In the closing moments of the book, Tsukuru thinks:
If Sara chooses me, I’m going to propose to her right away. And give her everything I’m capable of giving – every single thing. Before I get lost in a dark forest. Before the bad elves grab me.
Not everything was lost in the flow of time. That’s what Tskuru should have said to Eri when he said goodbye at the lakeside in Finland. But that point, he couldn’t put it into words.We truly believed in something back then, and we knew we were the kind of people capable of believing in something – with all our hearts. And that kind of hope will never simply vanish.
He calmed himself, shut his eyes and fell asleep. The rear light of consciousness, like the last express train of the night, began to fade into the distance, gradually speeding up, growing smaller until it was finally, sucked into the depths of the night, where it disappeared. All that remained was the sound of the wind slipping through a stand of white birch trees.

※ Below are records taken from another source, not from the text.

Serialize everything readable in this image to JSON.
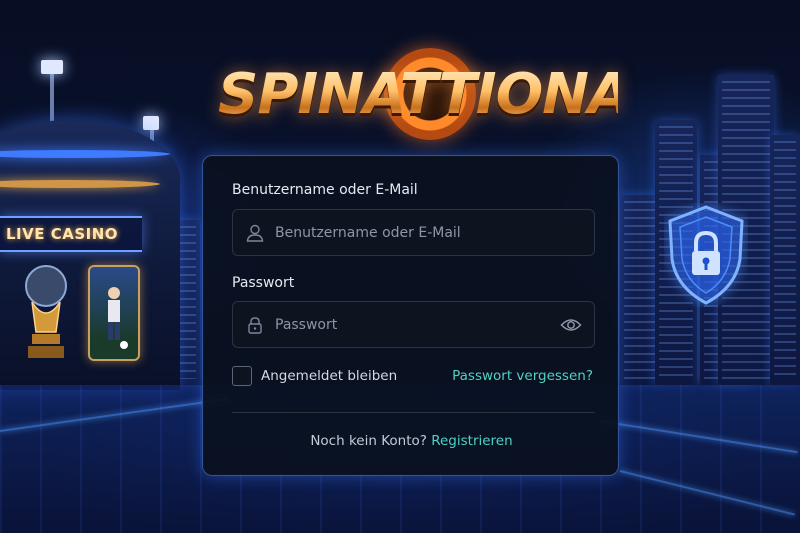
{
  "brand": {
    "logo_text": "SPINATTIONAL"
  },
  "scene": {
    "live_casino_sign": "LIVE CASINO"
  },
  "login": {
    "username_label": "Benutzername oder E-Mail",
    "username_placeholder": "Benutzername oder E-Mail",
    "username_value": "",
    "password_label": "Passwort",
    "password_placeholder": "Passwort",
    "password_value": "",
    "remember_label": "Angemeldet bleiben",
    "remember_checked": false,
    "forgot_link": "Passwort vergessen?",
    "no_account_text": "Noch kein Konto?",
    "register_link": "Registrieren"
  },
  "icons": {
    "username": "user-icon",
    "password": "lock-icon",
    "toggle_password": "eye-icon",
    "security": "shield-lock-icon"
  },
  "colors": {
    "accent": "#4fd1c5",
    "card_border": "#3f7bff",
    "logo_gold": "#ffc067",
    "logo_chip": "#ff8a2a"
  }
}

Murakami has returned to an earlier style of story-telling here, but the intervening years have left their mark. Anchored in reality as Norwegian Wood was twenty-seven years ago, the mundane reality of the new book is imbricated with dreams and magic, from the image patterning of music and color (Sara’s name is as colorless, finally, as Tsukuru’s), to the psychically gifted pianist and the mysterious effect of the music he plays on Tsukru’s sexual, violent, inexplicable dreams. In one of them, Tsukuru is flayed by birds, his skin replaced by some unknown substance between eggs and feathers.
Do the auras the pianist sees really exist? Does embracing death really render them visible? Are the dark forest elves real that pursued Shira real or metaphorical? Did Tsukuru actually attack Shira in some somnambulistic fugue state? Did he have sex with his friend Haida, or merely dream it? The author leaves these mysteries unresolved, like the tragic events of Shira’s life and death. But their presence deepens and invigorates the most straightforward and open-hearted book Haruki Murakami has ever written.